• [Task brief] Every line in the records below that holds "Paillacho" must be identified and copied.

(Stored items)
□ □ □ □ □ □ □

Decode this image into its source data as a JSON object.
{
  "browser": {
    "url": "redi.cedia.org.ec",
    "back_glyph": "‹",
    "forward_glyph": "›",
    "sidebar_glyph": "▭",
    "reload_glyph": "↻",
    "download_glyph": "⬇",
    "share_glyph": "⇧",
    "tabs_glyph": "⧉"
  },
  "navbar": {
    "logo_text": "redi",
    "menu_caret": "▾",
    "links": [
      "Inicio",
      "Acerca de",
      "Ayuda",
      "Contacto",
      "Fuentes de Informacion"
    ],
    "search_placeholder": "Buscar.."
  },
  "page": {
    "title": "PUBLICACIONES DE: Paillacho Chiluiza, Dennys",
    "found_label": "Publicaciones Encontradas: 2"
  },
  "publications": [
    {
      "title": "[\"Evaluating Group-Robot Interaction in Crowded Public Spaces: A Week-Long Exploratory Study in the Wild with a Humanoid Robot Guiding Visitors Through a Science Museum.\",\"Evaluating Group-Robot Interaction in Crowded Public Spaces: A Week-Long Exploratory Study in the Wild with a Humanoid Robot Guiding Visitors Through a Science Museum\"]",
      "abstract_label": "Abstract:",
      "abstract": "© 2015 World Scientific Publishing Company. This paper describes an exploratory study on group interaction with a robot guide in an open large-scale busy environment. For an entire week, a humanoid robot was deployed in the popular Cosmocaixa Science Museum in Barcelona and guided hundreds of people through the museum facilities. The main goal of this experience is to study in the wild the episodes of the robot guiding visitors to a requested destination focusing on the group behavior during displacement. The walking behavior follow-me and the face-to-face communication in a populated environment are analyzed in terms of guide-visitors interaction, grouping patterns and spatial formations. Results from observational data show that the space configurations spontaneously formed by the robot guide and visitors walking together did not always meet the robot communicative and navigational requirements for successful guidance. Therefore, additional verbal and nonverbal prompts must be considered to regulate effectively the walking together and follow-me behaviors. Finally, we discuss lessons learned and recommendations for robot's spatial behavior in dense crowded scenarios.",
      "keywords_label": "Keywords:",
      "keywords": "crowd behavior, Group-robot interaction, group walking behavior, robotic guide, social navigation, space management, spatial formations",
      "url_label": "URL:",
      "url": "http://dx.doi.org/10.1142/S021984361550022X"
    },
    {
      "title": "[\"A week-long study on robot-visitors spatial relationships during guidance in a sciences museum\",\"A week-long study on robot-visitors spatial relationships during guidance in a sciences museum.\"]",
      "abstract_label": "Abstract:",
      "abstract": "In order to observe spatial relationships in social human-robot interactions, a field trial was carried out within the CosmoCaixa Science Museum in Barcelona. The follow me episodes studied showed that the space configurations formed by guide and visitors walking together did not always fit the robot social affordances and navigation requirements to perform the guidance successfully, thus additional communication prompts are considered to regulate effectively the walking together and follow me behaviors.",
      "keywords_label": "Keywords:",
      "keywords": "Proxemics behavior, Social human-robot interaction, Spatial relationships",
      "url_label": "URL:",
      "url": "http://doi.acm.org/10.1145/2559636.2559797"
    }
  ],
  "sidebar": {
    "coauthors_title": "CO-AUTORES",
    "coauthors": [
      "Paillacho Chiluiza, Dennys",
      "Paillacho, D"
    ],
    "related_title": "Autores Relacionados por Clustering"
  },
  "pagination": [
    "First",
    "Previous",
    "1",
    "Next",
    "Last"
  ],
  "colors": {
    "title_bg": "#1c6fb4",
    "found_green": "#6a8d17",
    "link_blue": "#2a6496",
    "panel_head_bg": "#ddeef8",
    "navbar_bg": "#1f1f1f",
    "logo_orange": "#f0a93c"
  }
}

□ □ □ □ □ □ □

• [Solution below]
    "title": "PUBLICACIONES DE: Paillacho Chiluiza, Dennys",
      "Paillacho Chiluiza, Dennys",
      "Paillacho, D"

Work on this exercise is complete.